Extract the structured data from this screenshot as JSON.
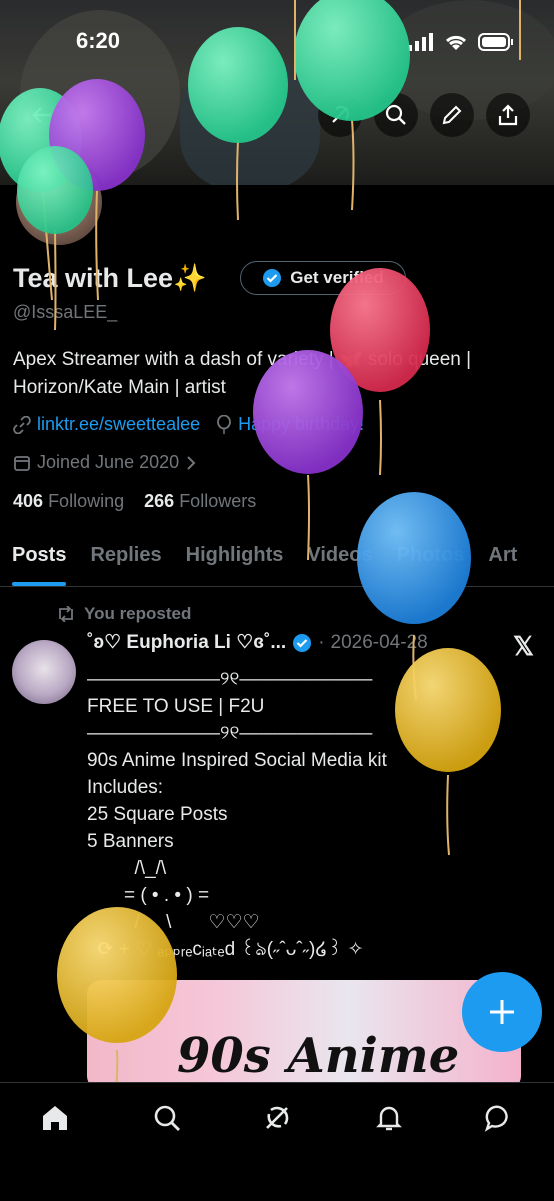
{
  "status_bar": {
    "time": "6:20"
  },
  "profile": {
    "name": "Tea with Lee✨",
    "handle": "@IsssaLEE_",
    "verify_button": "Get verified",
    "bio": "Apex Streamer with a dash of variety | 🦋 solo queen | Horizon/Kate Main | artist",
    "link": "linktr.ee/sweettealee",
    "birthday": "Happy birthday!",
    "joined": "Joined June 2020",
    "following_count": "406",
    "following_label": "Following",
    "followers_count": "266",
    "followers_label": "Followers"
  },
  "tabs": [
    "Posts",
    "Replies",
    "Highlights",
    "Videos",
    "Photos",
    "Art"
  ],
  "post": {
    "repost_label": "You reposted",
    "author": "˚ʚ♡ Euphoria Li ♡ɞ˚...",
    "date": "2026-04-28",
    "body": "———————୨୧———————\nFREE TO USE | F2U\n———————୨୧———————\n90s Anime Inspired Social Media kit\nIncludes:\n25 Square Posts\n5 Banners\n         /\\_/\\\n       = ( • . • ) =\n         /     \\       ♡♡♡\n  ⟳ + ♡ ₐₚₚᵣₑcᵢₐₜₑd ꒰ঌ(˶ˆᴗˆ˶)໒꒱ ✧",
    "image_title": "90s Anime"
  },
  "icons": [
    "back-arrow-icon",
    "grok-icon",
    "search-icon",
    "pencil-icon",
    "share-icon",
    "link-icon",
    "balloon-icon",
    "calendar-icon",
    "repost-icon",
    "verified-badge-icon",
    "x-logo-icon",
    "plus-icon",
    "home-icon",
    "explore-icon",
    "grok-nav-icon",
    "bell-icon",
    "messages-icon"
  ],
  "colors": {
    "accent": "#1d9bf0",
    "background": "#000000",
    "muted": "#71767b",
    "text": "#e7e9ea"
  }
}
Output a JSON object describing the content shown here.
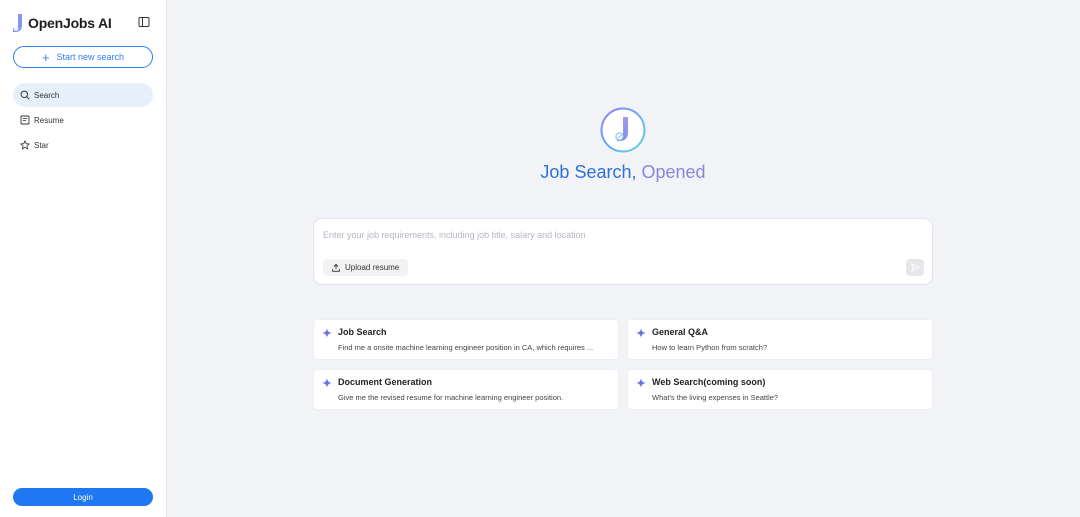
{
  "sidebar": {
    "brand_name": "OpenJobs AI",
    "new_search_label": "Start new search",
    "nav": [
      {
        "label": "Search",
        "icon": "search-icon",
        "active": true
      },
      {
        "label": "Resume",
        "icon": "resume-icon",
        "active": false
      },
      {
        "label": "Star",
        "icon": "star-icon",
        "active": false
      }
    ],
    "login_label": "Login"
  },
  "main": {
    "title_primary": "Job Search,",
    "title_accent": "Opened",
    "input_placeholder": "Enter your job requirements, including job title, salary and location",
    "upload_label": "Upload resume",
    "cards": [
      {
        "title": "Job Search",
        "desc": "Find me a onsite machine learning engineer position in CA, which requires ...",
        "icon": "sparkle-icon"
      },
      {
        "title": "General Q&A",
        "desc": "How to learn Python from scratch?",
        "icon": "sparkle-icon"
      },
      {
        "title": "Document Generation",
        "desc": "Give me the revised resume for machine learning engineer position.",
        "icon": "sparkle-icon"
      },
      {
        "title": "Web Search(coming soon)",
        "desc": "What's the living expenses in Seattle?",
        "icon": "sparkle-icon"
      }
    ]
  },
  "colors": {
    "accent": "#1f77f2",
    "title_blue": "#2b71d8",
    "title_purple": "#8a86d8",
    "sparkle": "#6f6fe6",
    "background": "#f2f3f6"
  }
}
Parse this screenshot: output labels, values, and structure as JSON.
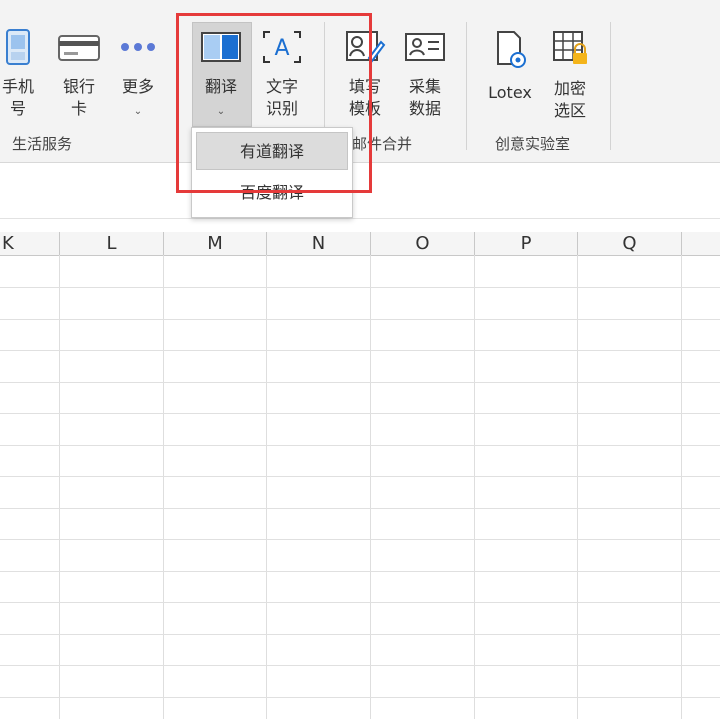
{
  "ribbon": {
    "buttons": {
      "phone": "手机\n号",
      "bank": "银行\n卡",
      "more": "更多",
      "translate": "翻译",
      "ocr": "文字\n识别",
      "fill_template": "填写\n模板",
      "collect_data": "采集\n数据",
      "lotex": "Lotex",
      "encrypt": "加密\n选区"
    },
    "groups": {
      "life": "生活服务",
      "mail_merge": "邮件合并",
      "lab": "创意实验室"
    },
    "ocr_icon_letter": "A"
  },
  "translate_menu": {
    "items": [
      "有道翻译",
      "百度翻译"
    ]
  },
  "grid": {
    "columns": [
      "K",
      "L",
      "M",
      "N",
      "O",
      "P",
      "Q"
    ]
  },
  "colors": {
    "highlight": "#e53a3a",
    "accent_blue": "#1b6fd1"
  }
}
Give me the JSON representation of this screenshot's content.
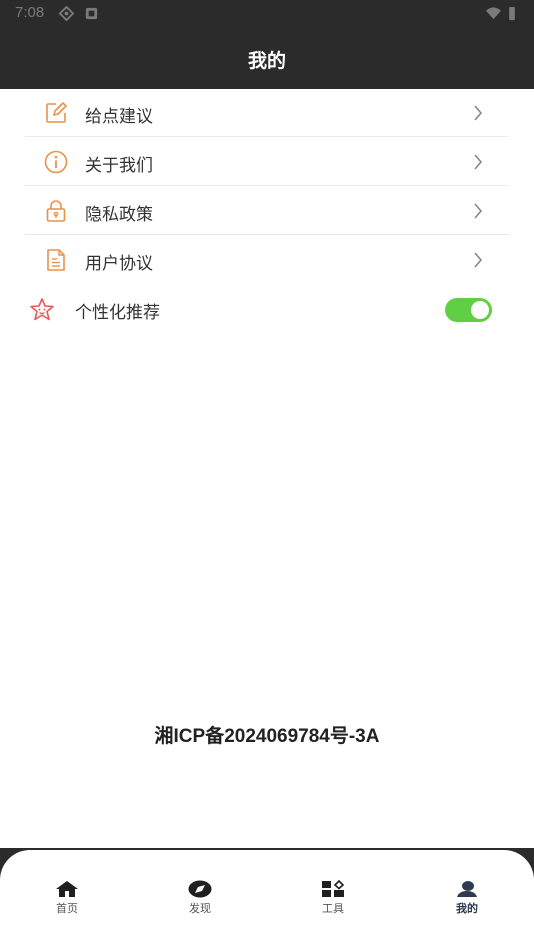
{
  "status_bar": {
    "time": "7:08"
  },
  "header": {
    "title": "我的"
  },
  "menu": {
    "items": [
      {
        "label": "给点建议",
        "icon": "edit-icon"
      },
      {
        "label": "关于我们",
        "icon": "info-icon"
      },
      {
        "label": "隐私政策",
        "icon": "lock-icon"
      },
      {
        "label": "用户协议",
        "icon": "document-icon"
      }
    ],
    "personalized": {
      "label": "个性化推荐",
      "enabled": true
    }
  },
  "footer": {
    "icp": "湘ICP备2024069784号-3A"
  },
  "tabs": [
    {
      "label": "首页",
      "icon": "home-icon",
      "active": false
    },
    {
      "label": "发现",
      "icon": "compass-icon",
      "active": false
    },
    {
      "label": "工具",
      "icon": "tools-icon",
      "active": false
    },
    {
      "label": "我的",
      "icon": "profile-icon",
      "active": true
    }
  ],
  "colors": {
    "header_bg": "#2b2b2b",
    "icon_accent": "#e8924a",
    "toggle_on": "#61cf45",
    "active_tab": "#2f3a4f"
  }
}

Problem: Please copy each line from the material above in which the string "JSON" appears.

Answer space:
Extract the structured data from this screenshot as JSON.
Output a JSON object describing the content shown here.
Parse this screenshot: output labels, values, and structure as JSON.
Give me the JSON representation of this screenshot's content.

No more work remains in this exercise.